◆ Prompt ◆
Read the records and gather each line that includes "Contains".

◆ Page and application data records ◆
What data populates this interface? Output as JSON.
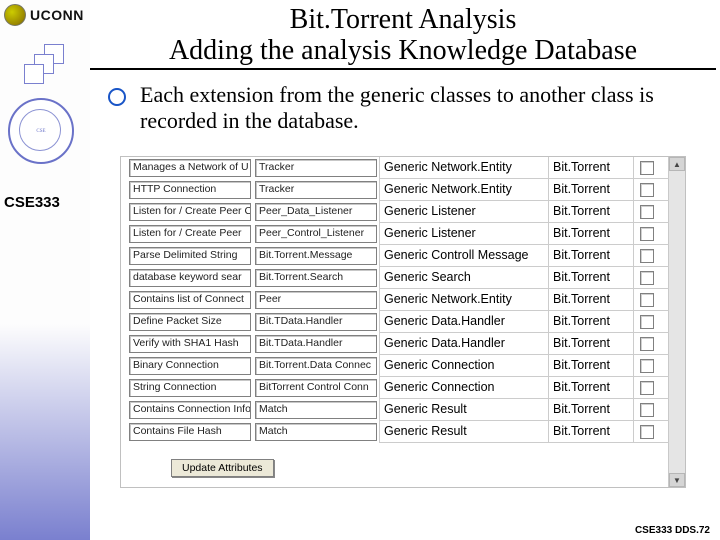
{
  "brand": {
    "name": "UCONN",
    "course": "CSE333"
  },
  "title": {
    "l1": "Bit.Torrent Analysis",
    "l2": "Adding the analysis Knowledge Database"
  },
  "bullet": "Each extension from the generic classes to another class is recorded in the database.",
  "button": "Update Attributes",
  "footer": "CSE333 DDS.72",
  "rows": [
    {
      "c1": "Manages a Network of U",
      "c2": "Tracker",
      "c3": "Generic Network.Entity",
      "c4": "Bit.Torrent"
    },
    {
      "c1": "HTTP Connection",
      "c2": "Tracker",
      "c3": "Generic Network.Entity",
      "c4": "Bit.Torrent"
    },
    {
      "c1": "Listen for / Create Peer C",
      "c2": "Peer_Data_Listener",
      "c3": "Generic Listener",
      "c4": "Bit.Torrent"
    },
    {
      "c1": "Listen for / Create Peer",
      "c2": "Peer_Control_Listener",
      "c3": "Generic Listener",
      "c4": "Bit.Torrent"
    },
    {
      "c1": "Parse Delimited String",
      "c2": "Bit.Torrent.Message",
      "c3": "Generic Controll Message",
      "c4": "Bit.Torrent"
    },
    {
      "c1": "database keyword sear",
      "c2": "Bit.Torrent.Search",
      "c3": "Generic Search",
      "c4": "Bit.Torrent"
    },
    {
      "c1": "Contains list of Connect",
      "c2": "Peer",
      "c3": "Generic Network.Entity",
      "c4": "Bit.Torrent"
    },
    {
      "c1": "Define Packet Size",
      "c2": "Bit.TData.Handler",
      "c3": "Generic Data.Handler",
      "c4": "Bit.Torrent"
    },
    {
      "c1": "Verify with SHA1 Hash",
      "c2": "Bit.TData.Handler",
      "c3": "Generic Data.Handler",
      "c4": "Bit.Torrent"
    },
    {
      "c1": "Binary Connection",
      "c2": "Bit.Torrent.Data Connec",
      "c3": "Generic Connection",
      "c4": "Bit.Torrent"
    },
    {
      "c1": "String Connection",
      "c2": "BitTorrent Control Conn",
      "c3": "Generic Connection",
      "c4": "Bit.Torrent"
    },
    {
      "c1": "Contains Connection Info",
      "c2": "Match",
      "c3": "Generic Result",
      "c4": "Bit.Torrent"
    },
    {
      "c1": "Contains File Hash",
      "c2": "Match",
      "c3": "Generic Result",
      "c4": "Bit.Torrent"
    }
  ]
}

◆ Output for this task ◆
      "c1": "Contains list of Connect",
      "c1": "Contains Connection Info",
      "c1": "Contains File Hash",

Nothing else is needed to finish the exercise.